|Wisdom Tree Large Cap Div.||DLN||$1.7 billion||0.28%||2.9%|
|Wisdom Tree Mid Cap Dividend||DON||$1.5 billion||0.38%||2.6%|
|First Trust Value Line Div. Income||FVD||$1.4 billion||0.70%||2.3%|
|First Trust Morningstar Div. Leaders||FDL||$1.1 billion||0.45%||3.6%|
Note: AUM stands for assets under management.
The iShares Select Dividend ETF is by far the largest of the group based on its assets under management.
The Schwab U.S. Dow Jones Dividend 100 ETF is the least expensive with an absurdly low expense ratio of just 0.07% a year.
The performance of all 5 of the traditional dividend ETFs is shown below. They are all compared against the SPDR S&P 500 ETF (SPY) to show relative performance.
Note: Returns include dividend payments
The Wisdom Tree Mid Cap Dividend Fund and the First Trust Value Line Dividend Income ETFs both outperformed the S&P 500 from 2007 through March 9th, 2016. The table below shows performance statistics.
|Symbol||CAGR||Standard Deviation||Sharpe Ratio|
Notes: CAGR stands for compound annual growth rate. Standard deviation is the annualized price standard deviation from 2007 through 3/9/16. Sharpe ratio uses a risk free rate of 0.7% which is the average US 3 Month T-Bill yield for the time frame of the study.
The financial ratios and metrics above show a clear winner – The First Trust Value Line Dividend Income ETF (FVD).
FVD outperformed the market by 1.4 percentage points a year while also having a lower price standard deviation of 18.8% versus 21.5% for the S&P 500. As a result FVD has a superior Sharpe ratio of 0.36 versus 0.24 for the S&P 500.
The question is why did FVD outperform?
FVD seeks to track the Value Line Dividend Index. The Value Line Dividend Index is constructed as follows:
- The index begins with the universe of stocks that Value Line® gives a SafetyTM Ranking of #1 or #2 using the Value Line® SafetyTM Ranking System. All registered investment companies, limited partnerships and foreign securities not listed in the U.S. are removed from this universe.
- From those stocks, Value Line® selects those companies with a higher than average dividend yield, as compared to the indicated dividend yield of the Standard & Poor’s 500 Composite Stock Price Index.
- Value Line® then eliminates those companies with an equity market capitalization of less than $1 billion.
- The index seeks to be equally weighted in each of the securities in the index. The index is rebalanced on the application of the above model on a monthly basis.
Source: First Trust

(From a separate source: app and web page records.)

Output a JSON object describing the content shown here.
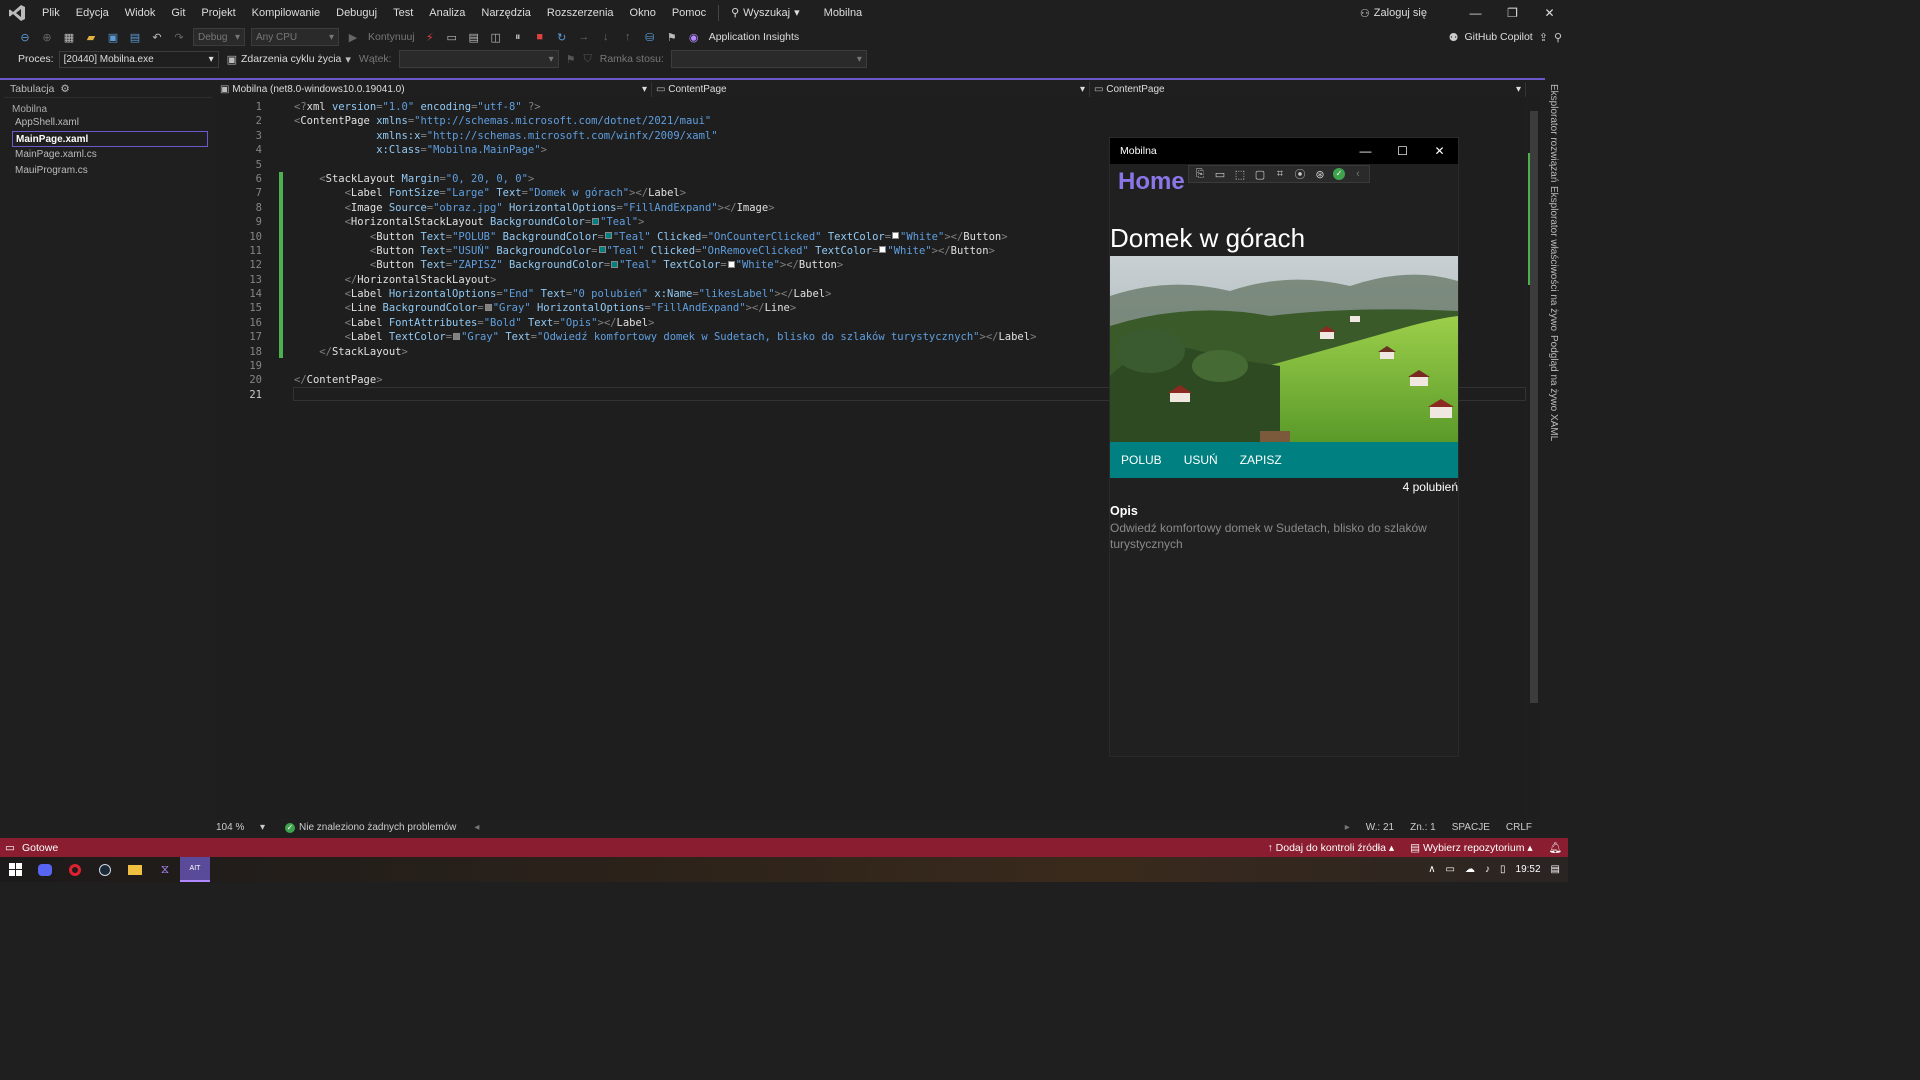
{
  "menubar": {
    "items": [
      "Plik",
      "Edycja",
      "Widok",
      "Git",
      "Projekt",
      "Kompilowanie",
      "Debuguj",
      "Test",
      "Analiza",
      "Narzędzia",
      "Rozszerzenia",
      "Okno",
      "Pomoc"
    ],
    "search_label": "Wyszukaj",
    "app_name": "Mobilna",
    "signin_label": "Zaloguj się"
  },
  "toolbar1": {
    "config": "Debug",
    "platform": "Any CPU",
    "continue_label": "Kontynuuj",
    "insights_label": "Application Insights",
    "copilot_label": "GitHub Copilot"
  },
  "toolbar2": {
    "process_label": "Proces:",
    "process_value": "[20440] Mobilna.exe",
    "lifecycle_label": "Zdarzenia cyklu życia",
    "thread_label": "Wątek:",
    "stackframe_label": "Ramka stosu:"
  },
  "left_panel": {
    "title": "Tabulacja",
    "group": "Mobilna",
    "files": [
      "AppShell.xaml",
      "MainPage.xaml",
      "MainPage.xaml.cs",
      "MauiProgram.cs"
    ],
    "active_file": "MainPage.xaml"
  },
  "editor": {
    "target_combo": "Mobilna (net8.0-windows10.0.19041.0)",
    "scope_combo_1": "ContentPage",
    "scope_combo_2": "ContentPage",
    "line_numbers": [
      "1",
      "2",
      "3",
      "4",
      "5",
      "6",
      "7",
      "8",
      "9",
      "10",
      "11",
      "12",
      "13",
      "14",
      "15",
      "16",
      "17",
      "18",
      "19",
      "20",
      "21"
    ],
    "lines": [
      "<?xml version=\"1.0\" encoding=\"utf-8\" ?>",
      "<ContentPage xmlns=\"http://schemas.microsoft.com/dotnet/2021/maui\"",
      "             xmlns:x=\"http://schemas.microsoft.com/winfx/2009/xaml\"",
      "             x:Class=\"Mobilna.MainPage\">",
      "",
      "    <StackLayout Margin=\"0, 20, 0, 0\">",
      "        <Label FontSize=\"Large\" Text=\"Domek w górach\"></Label>",
      "        <Image Source=\"obraz.jpg\" HorizontalOptions=\"FillAndExpand\"></Image>",
      "        <HorizontalStackLayout BackgroundColor=\"Teal\">",
      "            <Button Text=\"POLUB\" BackgroundColor=\"Teal\" Clicked=\"OnCounterClicked\" TextColor=\"White\"></Button>",
      "            <Button Text=\"USUŃ\" BackgroundColor=\"Teal\" Clicked=\"OnRemoveClicked\" TextColor=\"White\"></Button>",
      "            <Button Text=\"ZAPISZ\" BackgroundColor=\"Teal\" TextColor=\"White\"></Button>",
      "        </HorizontalStackLayout>",
      "        <Label HorizontalOptions=\"End\" Text=\"0 polubień\" x:Name=\"likesLabel\"></Label>",
      "        <Line BackgroundColor=\"Gray\" HorizontalOptions=\"FillAndExpand\"></Line>",
      "        <Label FontAttributes=\"Bold\" Text=\"Opis\"></Label>",
      "        <Label TextColor=\"Gray\" Text=\"Odwiedź komfortowy domek w Sudetach, blisko do szlaków turystycznych\"></Label>",
      "    </StackLayout>",
      "",
      "</ContentPage>",
      ""
    ],
    "zoom": "104 %",
    "problems_label": "Nie znaleziono żadnych problemów",
    "position_line": "W.: 21",
    "position_col": "Zn.: 1",
    "indent_mode": "SPACJE",
    "line_ending": "CRLF"
  },
  "right_tabs": [
    "Eksplorator rozwiązań",
    "Eksplorator właściwości na żywo",
    "Podgląd na żywo XAML"
  ],
  "preview": {
    "window_title": "Mobilna",
    "nav_title": "Home",
    "heading": "Domek w górach",
    "buttons": [
      "POLUB",
      "USUŃ",
      "ZAPISZ"
    ],
    "likes": "4 polubień",
    "opis": "Opis",
    "description": "Odwiedź komfortowy domek w Sudetach, blisko do szlaków turystycznych"
  },
  "statusbar": {
    "ready": "Gotowe",
    "source_control": "Dodaj do kontroli źródła",
    "repo": "Wybierz repozytorium"
  },
  "taskbar": {
    "time": "19:52"
  },
  "colors": {
    "accent": "#6a5acd",
    "status_bg": "#8a1d2f",
    "teal": "#008080",
    "home_purple": "#8b76e8"
  }
}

FVD is an equally weighted basket of higher-than-average yielding dividend stocks with a market cap over $1 billion and a safety ranking of #1 or #2 from Value Line.

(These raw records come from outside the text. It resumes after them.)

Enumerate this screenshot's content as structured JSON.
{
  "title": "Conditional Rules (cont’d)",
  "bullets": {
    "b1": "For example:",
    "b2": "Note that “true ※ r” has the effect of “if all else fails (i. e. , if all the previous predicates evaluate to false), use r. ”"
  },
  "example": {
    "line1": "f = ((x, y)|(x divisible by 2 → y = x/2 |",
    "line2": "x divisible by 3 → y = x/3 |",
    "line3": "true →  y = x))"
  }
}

Two factors separate FVD from the other dividend income funds:
- It is the only equally weighted fund above
- It uses Value Line safety scores
Equally weighting a portfolio has been shown to historically outperform market cap weighting. Proof of this is in the slight outperformance of the equally weighted S&P 500 Index versus the traditional market cap weighted index.
- 5% annualized returns over last decade for equally weighted S&P 500 Index
- 3% annualized returns over last decade for market cap weighted S&P 500 Index
Equally weighting alone does not fully explain the FVD ETF’s outperformance. FVD has also outperformed RSP since 2007:
- FVD total returns of 7.4%, Sharpe Ratio of 0.36
- RSP total returns of 6.9%, Sharpe Ratio of 0.26
The Value Line Safety scores must have some casual effect on FVD’s outperformance. Here’s what Value Line has to say about their safety scores:
“Safety is a quality rank, not a performance rank, and stocks ranked 1 and 2 are most suitable for conservative investors; those ranked 4 and 5 will be more volatile. Volatility means prices can move dramatically and often unpredictably, either down or up.
The major influences on a stock’s Safety rank are the company’s financial strength, as measured by balance sheet and financial ratios, and the stability of its price over the past five years”
From this, it appears that Value Walk’s safety scores are calculated from:
- 5 year stock price standard deviation
- Financial Strength (primarily from the balance sheet)
5 year stock price standard deviation